7. You can change how your brain thinks.
If you don’t like your outlook on life or if you’re plagued by negative thoughts and anxiety, you can force your brain to change. That’s one of the aspects of Cognitive Behavioural Therapy, which has been clinically proven to improve mental health.
Put simply, our minds are quite malleable. Through practice, we can strengthen our brains’ positive neural pathways by training ourselves to think healthy thoughts. Simultaneously, we can weaken destructive neural pathways by blocking out or reducing negative thoughts. If you think negatively often, then it’s probably only going to continue. But if you try to stop yourself and redirect your mind to something positive, that will eventually become your norm.

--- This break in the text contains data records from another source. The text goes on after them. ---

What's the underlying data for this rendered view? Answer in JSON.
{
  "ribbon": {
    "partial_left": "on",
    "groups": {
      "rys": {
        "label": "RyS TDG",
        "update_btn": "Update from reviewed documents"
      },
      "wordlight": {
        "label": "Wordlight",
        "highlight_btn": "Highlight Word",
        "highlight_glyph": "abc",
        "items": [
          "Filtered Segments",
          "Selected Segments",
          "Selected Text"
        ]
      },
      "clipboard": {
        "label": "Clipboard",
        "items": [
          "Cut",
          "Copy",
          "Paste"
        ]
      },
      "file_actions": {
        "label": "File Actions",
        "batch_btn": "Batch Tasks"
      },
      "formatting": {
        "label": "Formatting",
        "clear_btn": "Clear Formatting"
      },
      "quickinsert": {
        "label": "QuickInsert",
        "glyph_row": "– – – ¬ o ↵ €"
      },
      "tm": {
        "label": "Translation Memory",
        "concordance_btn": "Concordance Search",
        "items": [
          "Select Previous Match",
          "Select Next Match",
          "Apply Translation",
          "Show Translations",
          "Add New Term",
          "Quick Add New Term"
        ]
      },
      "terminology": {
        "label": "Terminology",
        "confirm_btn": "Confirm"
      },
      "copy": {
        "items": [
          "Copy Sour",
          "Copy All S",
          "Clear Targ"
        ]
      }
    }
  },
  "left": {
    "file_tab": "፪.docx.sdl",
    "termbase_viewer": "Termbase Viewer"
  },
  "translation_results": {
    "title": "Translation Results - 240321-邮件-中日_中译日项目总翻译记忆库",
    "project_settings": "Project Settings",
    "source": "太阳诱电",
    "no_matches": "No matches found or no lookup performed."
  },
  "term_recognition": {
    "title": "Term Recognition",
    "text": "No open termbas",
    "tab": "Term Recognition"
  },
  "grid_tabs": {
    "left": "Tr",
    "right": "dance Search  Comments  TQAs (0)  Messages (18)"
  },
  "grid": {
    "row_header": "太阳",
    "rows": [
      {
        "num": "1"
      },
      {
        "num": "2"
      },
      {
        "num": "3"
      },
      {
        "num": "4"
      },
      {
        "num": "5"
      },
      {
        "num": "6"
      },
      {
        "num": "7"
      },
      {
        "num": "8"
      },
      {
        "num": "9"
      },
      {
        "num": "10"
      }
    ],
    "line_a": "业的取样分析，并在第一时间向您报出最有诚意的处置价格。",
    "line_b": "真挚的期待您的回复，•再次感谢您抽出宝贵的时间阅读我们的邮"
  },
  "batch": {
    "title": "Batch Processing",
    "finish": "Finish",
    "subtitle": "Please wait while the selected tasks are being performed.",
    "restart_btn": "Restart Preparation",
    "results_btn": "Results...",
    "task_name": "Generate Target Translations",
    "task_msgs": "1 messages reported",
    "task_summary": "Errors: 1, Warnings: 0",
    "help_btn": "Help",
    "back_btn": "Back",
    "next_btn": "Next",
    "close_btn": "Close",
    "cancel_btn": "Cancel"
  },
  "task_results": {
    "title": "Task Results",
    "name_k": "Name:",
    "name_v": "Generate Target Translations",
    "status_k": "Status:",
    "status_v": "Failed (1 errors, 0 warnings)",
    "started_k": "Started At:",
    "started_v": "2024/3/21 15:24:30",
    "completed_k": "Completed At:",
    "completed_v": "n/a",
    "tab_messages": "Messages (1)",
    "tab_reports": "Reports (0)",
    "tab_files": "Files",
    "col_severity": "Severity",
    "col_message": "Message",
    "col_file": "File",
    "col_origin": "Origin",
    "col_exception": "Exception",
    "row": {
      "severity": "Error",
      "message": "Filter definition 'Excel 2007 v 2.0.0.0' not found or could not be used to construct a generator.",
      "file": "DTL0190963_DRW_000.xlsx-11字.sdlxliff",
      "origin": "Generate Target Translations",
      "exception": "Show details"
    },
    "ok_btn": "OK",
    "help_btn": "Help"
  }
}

8. Donald Trump inherited over $400 million from his dad.
Donald Trump is not a self-made billionaire. In fact, he inherited at least $413 million from his father, Fred Trump, who actually was a self-made real estate mogul. While there’s nothing wrong with using dad’s money, The Donald has spent his entire adult life building a brand on his alleged business prowess. In 2015 he claimed that he borrowed just $1 million from his father, which he then supposedly turned into $10 billion. He, of course, was lying.
Further, the New York Times, which uncovered the inheritance, found blatant evidence of Trump and his family committing crimes to avoid the tax consequences of passing down the generational wealth. Fortunately for them, they are protected from prosecution by statutes of limitations. However, his sister Maryanne, a federal judge, was forced to retire from the bench in 2019 in order to avoid further probes into her past.
The New York Times reporters received a Pulitzer Prize for their article.
9. Half of the world’s billionaires inherited their wealth.
In a similar vein, almost half of the real billionaires alive inherited all or some of their fortunes. While we typically think about people like Mark Cuban, Bill Gates, Elon Musk and Jeff Bezos, who built their empires from scratch, the fact is that many of the super-rich are just super-lucky. They happened to have wealthy parents and grandparents. Had they been born into different families, their financial experiences would be drastically different.
10. You don’t die of old age.
Humans don’t come with an expiration date. We don’t just die because we get too old. Rather, as we age our cells are less able to combat diseases, disorders and other health issues. For example, when elderly people with Alzheimer’s disease die in their sleep, it’s often because their swallowing systems fail. They inhale fluid and food, catch pneumonia and pass away. Age is a facilitator, not a cause, of death.